Forest officials across the Northeast are allegedly providing poachers the ammunition to be the prowl again after a considerable lull, reports Rahul Karmakar.

india Updated: Apr 24, 2007 03:48 IST

Forest officials across the Northeast are allegedly providing poachers the ammunition to be the prowl again after a considerable lull.

The 100-year-old Kaziranga National Park, which was touted as the world’s biggest conservation success story, received a rude shock when poachers killed six one-horned rhinos in the past couple of months. What, however, was of more concern for wildlife activists was the capture of a poacher with a tranquilizer gun near the Park recently.

Park officials said the poacher confessed to have received the gun from a top forest official in adjoining Nagaland. “A case has been registered with the police in this connection and investigation is on,” said Assam’s chief wildlife warden MC Malakar.

“This hints at an unholy nexus between poachers and some forest officials in the region,” said wildlife activist Azam Siddiqui. He reminded the arrest of an IAS officer from Nagaland after the carcass of five rare monkeys were seized from his official jeep in Golaghat district more than a year back.

Kaziranga, incidentally, is close to Assam’s border with Nagaland, which is used by trans-border poachers from Myanmar and beyond. The rhino preserve and other wildlife habitats in Assam are also vulnerable to poachers using Arunachal Pradesh as the conduit. Two foreign poachers—one Chinese and one Myanamarese—were killed in the Namsai forest of Arunachal Pradesh a few years back.

According to Arunachal Pradesh principal chief conservator of forests KD Singh, poachers have also struck in wildlife preserves in the frontier state. Last Friday, a forest guard named PD Majhi and two unidentified poachers were killed in an encounter deep inside the Pakke Tiger Reserve in West Kameng district.

“The poachers might have sneaked in from Assam. There seems to be a network of poachers and timber-smugglers active in the region,” Singh said, adding vigil has been increased in Namdapha Tiger Reserve in Changlang district.

Pakke Wildlife Sanctuary, declared a tiger reserve in 2002, is home to Royal Bengal Tiger, common leopard and clouded leopard. A census in 2004 had put the number of tigers in the sanctuary at 12. Tigers are poached for their pelts, teeth, bones and other organs, which the Chinese believe have medicinal values.

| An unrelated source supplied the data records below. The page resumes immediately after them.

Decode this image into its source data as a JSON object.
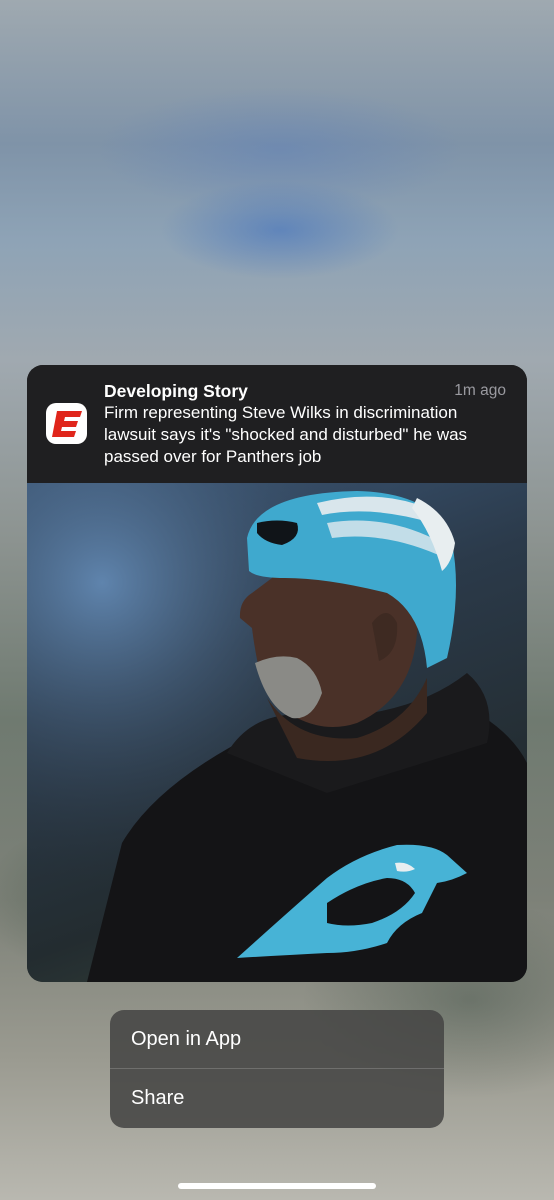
{
  "notification": {
    "title": "Developing Story",
    "time": "1m ago",
    "body": "Firm representing Steve Wilks in discrimination lawsuit says it's \"shocked and disturbed\" he was passed over for Panthers job",
    "app_icon": "espn-e-icon",
    "image": "photo of man in teal Panthers beanie and black Panthers hoodie"
  },
  "menu": {
    "items": [
      {
        "label": "Open in App"
      },
      {
        "label": "Share"
      }
    ]
  },
  "colors": {
    "accent_red": "#e0251b",
    "panthers_teal": "#47b3d6",
    "card_bg": "#1f1f21"
  }
}
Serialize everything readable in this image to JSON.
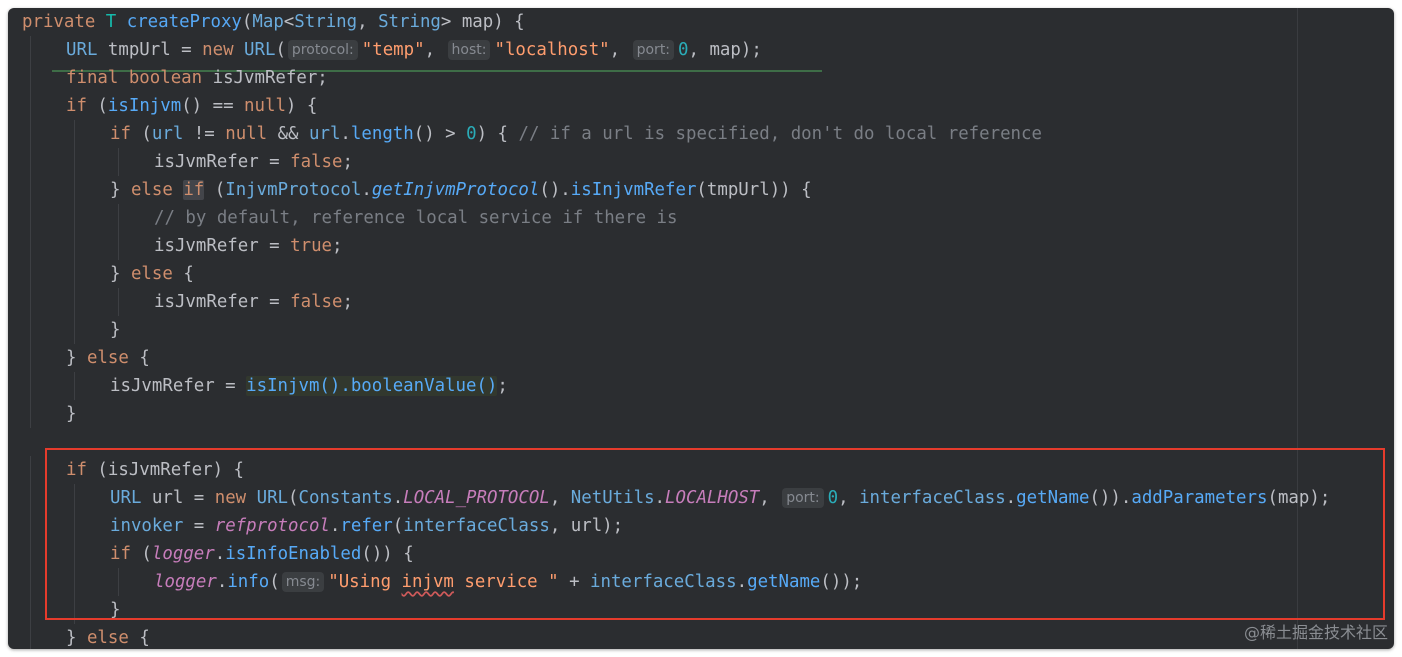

“The Pakke encounter shows poachers in the region have tigers in their sight besides rhinos and elephants,” said Siddiqui. Last week, a 1.8 kg piece of ivory was seized from the cargo section of a private airline at the LGBI Airport here.

First Published: Apr 24, 2007 03:46 IST